Later that afternoon Ollie’s team mate, Des Foley, played at midfield in the Leinster footballers success, thus becoming the only player to win inter -provincial medals in both codes on the same day. The second stand out memory was Leinster’s 3-11 to 1-9 win over a Munster side backboned by 10 of Tipperary’s 1964 All-Ireland winning team.

Fronting the brilliant Ollie Walsh, and flanked by two hard tackling Wexfordmen in Tom Neville and Ned Colfer, Kilkenny’s Pa Dillon gave one of the most brilliant performances ever seen on Railway Cup final day. An attendance of 31,368 was simply awe struck by Pa’s display.

Sunday’s game is an ideal opportunity for followers to develop a good habit, ie lending their support to the inter-provincial championships. If that vista doesn’t motivate sufficiently, then perhaps the opportunity to support a team comprising 10 or 11 Kilkenny players should.

The players who have given us so much deserve our support now.

The lack of ambition and foresight of the ’Association’s President, and the relentless negativity of the sports media towards the championship, should not be allowed to influence us in our approach.
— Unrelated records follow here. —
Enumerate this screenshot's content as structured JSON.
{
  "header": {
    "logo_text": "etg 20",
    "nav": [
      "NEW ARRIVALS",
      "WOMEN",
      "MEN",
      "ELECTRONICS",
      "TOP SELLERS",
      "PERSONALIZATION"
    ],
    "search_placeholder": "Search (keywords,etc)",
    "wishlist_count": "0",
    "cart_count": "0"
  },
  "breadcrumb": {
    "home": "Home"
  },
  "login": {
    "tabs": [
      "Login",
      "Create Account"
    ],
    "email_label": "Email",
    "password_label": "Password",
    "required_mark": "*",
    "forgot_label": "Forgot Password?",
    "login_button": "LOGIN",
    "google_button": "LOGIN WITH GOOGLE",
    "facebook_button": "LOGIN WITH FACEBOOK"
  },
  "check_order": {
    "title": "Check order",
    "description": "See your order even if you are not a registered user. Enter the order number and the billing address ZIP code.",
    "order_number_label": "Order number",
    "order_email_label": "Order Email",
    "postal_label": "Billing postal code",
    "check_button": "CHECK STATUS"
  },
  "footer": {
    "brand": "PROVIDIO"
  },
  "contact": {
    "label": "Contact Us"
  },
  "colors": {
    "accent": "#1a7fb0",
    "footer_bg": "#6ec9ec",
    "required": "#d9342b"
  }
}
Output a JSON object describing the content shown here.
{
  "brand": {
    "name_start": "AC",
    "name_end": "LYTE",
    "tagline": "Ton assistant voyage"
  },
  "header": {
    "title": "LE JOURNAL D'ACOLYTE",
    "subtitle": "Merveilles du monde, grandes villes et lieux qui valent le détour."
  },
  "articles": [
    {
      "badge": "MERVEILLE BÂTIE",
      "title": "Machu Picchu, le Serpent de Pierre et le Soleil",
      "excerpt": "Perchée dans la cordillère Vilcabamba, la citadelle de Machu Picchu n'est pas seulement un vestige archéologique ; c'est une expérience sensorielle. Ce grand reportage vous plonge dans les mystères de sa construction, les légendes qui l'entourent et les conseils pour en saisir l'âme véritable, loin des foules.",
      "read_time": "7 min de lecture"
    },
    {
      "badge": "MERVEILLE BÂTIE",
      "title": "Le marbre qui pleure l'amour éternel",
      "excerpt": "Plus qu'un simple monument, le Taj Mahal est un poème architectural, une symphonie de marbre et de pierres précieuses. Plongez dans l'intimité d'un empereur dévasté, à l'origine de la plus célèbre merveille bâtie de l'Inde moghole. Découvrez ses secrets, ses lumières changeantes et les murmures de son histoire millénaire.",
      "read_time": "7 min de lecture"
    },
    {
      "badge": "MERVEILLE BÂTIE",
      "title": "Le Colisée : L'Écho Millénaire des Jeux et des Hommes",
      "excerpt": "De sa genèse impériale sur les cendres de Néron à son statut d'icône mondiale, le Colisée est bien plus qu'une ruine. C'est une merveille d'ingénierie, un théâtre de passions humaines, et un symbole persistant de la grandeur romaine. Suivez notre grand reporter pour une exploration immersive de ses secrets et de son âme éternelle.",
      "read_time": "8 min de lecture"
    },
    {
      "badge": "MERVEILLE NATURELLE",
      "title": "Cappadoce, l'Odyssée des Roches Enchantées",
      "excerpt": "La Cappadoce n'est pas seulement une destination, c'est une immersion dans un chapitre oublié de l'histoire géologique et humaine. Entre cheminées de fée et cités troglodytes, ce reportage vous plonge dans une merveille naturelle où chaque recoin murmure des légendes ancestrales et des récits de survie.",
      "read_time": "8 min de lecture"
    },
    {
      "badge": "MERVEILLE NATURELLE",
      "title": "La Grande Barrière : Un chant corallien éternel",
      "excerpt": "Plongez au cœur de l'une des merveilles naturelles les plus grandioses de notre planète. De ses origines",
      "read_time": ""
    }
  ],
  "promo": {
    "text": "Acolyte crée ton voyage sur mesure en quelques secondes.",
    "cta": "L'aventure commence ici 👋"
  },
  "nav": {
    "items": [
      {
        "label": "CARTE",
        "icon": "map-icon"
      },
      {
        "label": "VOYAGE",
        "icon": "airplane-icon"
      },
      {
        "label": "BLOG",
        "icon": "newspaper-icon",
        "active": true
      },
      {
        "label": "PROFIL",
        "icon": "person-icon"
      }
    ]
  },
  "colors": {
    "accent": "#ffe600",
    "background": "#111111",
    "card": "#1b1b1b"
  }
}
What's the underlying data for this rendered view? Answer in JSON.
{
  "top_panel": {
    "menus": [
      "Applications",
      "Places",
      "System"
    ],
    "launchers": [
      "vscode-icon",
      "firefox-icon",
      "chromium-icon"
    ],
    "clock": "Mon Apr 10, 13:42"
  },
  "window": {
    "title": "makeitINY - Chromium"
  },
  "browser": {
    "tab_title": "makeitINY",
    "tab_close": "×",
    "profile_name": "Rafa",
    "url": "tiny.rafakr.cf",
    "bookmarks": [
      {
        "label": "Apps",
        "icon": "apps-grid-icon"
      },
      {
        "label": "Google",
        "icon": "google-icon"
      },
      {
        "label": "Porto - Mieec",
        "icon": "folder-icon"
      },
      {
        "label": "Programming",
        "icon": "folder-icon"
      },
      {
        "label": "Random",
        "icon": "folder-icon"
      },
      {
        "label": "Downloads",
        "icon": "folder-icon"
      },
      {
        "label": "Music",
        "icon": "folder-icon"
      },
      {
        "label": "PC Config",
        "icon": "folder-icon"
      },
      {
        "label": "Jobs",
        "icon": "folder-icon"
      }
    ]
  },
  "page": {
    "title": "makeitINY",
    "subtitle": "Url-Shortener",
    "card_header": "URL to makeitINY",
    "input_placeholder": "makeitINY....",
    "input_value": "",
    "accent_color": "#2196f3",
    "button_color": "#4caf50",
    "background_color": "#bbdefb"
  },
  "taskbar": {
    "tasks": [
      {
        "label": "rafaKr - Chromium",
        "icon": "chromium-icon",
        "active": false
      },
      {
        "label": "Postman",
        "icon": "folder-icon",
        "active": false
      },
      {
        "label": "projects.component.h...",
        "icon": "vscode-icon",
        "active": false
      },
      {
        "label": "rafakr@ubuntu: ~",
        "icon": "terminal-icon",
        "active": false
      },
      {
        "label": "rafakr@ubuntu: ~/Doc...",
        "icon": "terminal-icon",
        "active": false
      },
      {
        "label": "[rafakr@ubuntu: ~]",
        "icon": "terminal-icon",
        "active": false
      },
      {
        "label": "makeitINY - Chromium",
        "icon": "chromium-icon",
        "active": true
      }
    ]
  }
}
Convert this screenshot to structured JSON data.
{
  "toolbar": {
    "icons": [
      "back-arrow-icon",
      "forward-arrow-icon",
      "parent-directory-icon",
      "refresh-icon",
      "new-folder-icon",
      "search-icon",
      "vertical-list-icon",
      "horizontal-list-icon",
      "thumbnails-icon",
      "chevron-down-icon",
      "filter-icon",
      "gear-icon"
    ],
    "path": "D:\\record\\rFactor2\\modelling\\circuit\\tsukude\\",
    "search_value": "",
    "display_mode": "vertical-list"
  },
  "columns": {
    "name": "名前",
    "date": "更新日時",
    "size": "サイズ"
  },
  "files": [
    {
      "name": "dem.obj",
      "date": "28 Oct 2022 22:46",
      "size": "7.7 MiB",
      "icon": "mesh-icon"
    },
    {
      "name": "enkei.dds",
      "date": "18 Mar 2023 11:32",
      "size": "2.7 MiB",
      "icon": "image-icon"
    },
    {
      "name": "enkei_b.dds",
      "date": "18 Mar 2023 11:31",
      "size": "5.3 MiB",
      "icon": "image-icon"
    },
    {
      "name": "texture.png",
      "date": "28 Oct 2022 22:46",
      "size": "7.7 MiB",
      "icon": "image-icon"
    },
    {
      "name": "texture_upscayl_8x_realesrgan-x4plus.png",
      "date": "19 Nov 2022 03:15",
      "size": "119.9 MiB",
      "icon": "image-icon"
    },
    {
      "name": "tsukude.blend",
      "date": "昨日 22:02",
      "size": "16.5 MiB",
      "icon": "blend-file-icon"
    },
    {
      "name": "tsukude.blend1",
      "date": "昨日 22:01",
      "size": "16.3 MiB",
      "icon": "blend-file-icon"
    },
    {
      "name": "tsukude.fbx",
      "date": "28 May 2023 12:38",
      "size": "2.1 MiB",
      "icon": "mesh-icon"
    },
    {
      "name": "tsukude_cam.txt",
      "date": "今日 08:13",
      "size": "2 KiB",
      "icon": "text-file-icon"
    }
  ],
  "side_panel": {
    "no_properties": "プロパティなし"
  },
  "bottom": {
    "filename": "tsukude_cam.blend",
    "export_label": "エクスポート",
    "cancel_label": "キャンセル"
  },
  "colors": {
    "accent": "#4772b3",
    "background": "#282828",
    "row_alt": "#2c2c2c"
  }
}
So on Sunday this observer would encourage followers to leave the mayhem of Paris and the fiction that is the Premiership and attend at Nowlan Park.